+++ SUPPLIED DATA +++
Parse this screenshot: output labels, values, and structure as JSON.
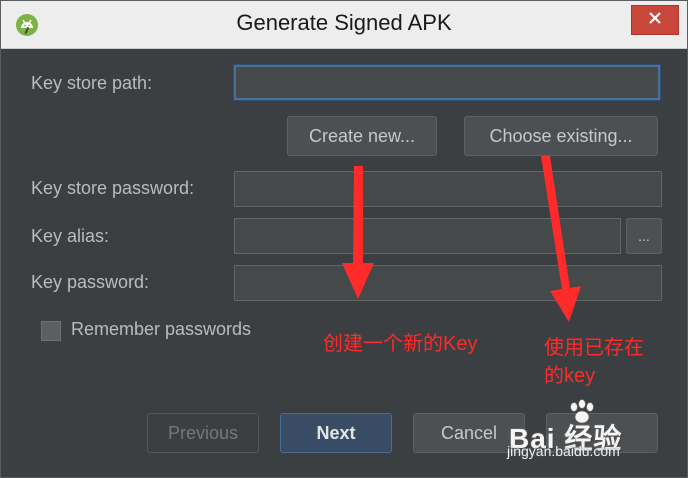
{
  "window": {
    "title": "Generate Signed APK"
  },
  "icons": {
    "app": "android-studio-icon",
    "close": "close-icon",
    "more": "ellipsis-icon"
  },
  "form": {
    "key_store_path_label": "Key store path:",
    "key_store_path_value": "",
    "create_new_label": "Create new...",
    "choose_existing_label": "Choose existing...",
    "key_store_password_label": "Key store password:",
    "key_store_password_value": "",
    "key_alias_label": "Key alias:",
    "key_alias_value": "",
    "key_alias_browse_label": "...",
    "key_password_label": "Key password:",
    "key_password_value": "",
    "remember_label": "Remember passwords",
    "remember_checked": false
  },
  "buttons": {
    "previous": "Previous",
    "next": "Next",
    "cancel": "Cancel"
  },
  "annotations": {
    "create_new_note": "创建一个新的Key",
    "use_existing_note_line1": "使用已存在",
    "use_existing_note_line2": "的key",
    "color": "#ff2a2a"
  },
  "watermark": {
    "logo": "Bai 经验",
    "url": "jingyan.baidu.com"
  },
  "colors": {
    "dialog_bg": "#3c3f41",
    "focus_border": "#4a6f98",
    "primary_button": "#384c66"
  }
}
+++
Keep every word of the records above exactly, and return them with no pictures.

— TASK SOLUTION —
Parse this screenshot: output labels, values, and structure as JSON.
{
  "window": {
    "title": "Generate Signed APK"
  },
  "icons": {
    "app": "android-studio-icon",
    "close": "close-icon",
    "more": "ellipsis-icon"
  },
  "form": {
    "key_store_path_label": "Key store path:",
    "key_store_path_value": "",
    "create_new_label": "Create new...",
    "choose_existing_label": "Choose existing...",
    "key_store_password_label": "Key store password:",
    "key_store_password_value": "",
    "key_alias_label": "Key alias:",
    "key_alias_value": "",
    "key_alias_browse_label": "...",
    "key_password_label": "Key password:",
    "key_password_value": "",
    "remember_label": "Remember passwords",
    "remember_checked": false
  },
  "buttons": {
    "previous": "Previous",
    "next": "Next",
    "cancel": "Cancel"
  },
  "annotations": {
    "create_new_note": "创建一个新的Key",
    "use_existing_note_line1": "使用已存在",
    "use_existing_note_line2": "的key",
    "color": "#ff2a2a"
  },
  "watermark": {
    "logo": "Bai 经验",
    "url": "jingyan.baidu.com"
  },
  "colors": {
    "dialog_bg": "#3c3f41",
    "focus_border": "#4a6f98",
    "primary_button": "#384c66"
  }
}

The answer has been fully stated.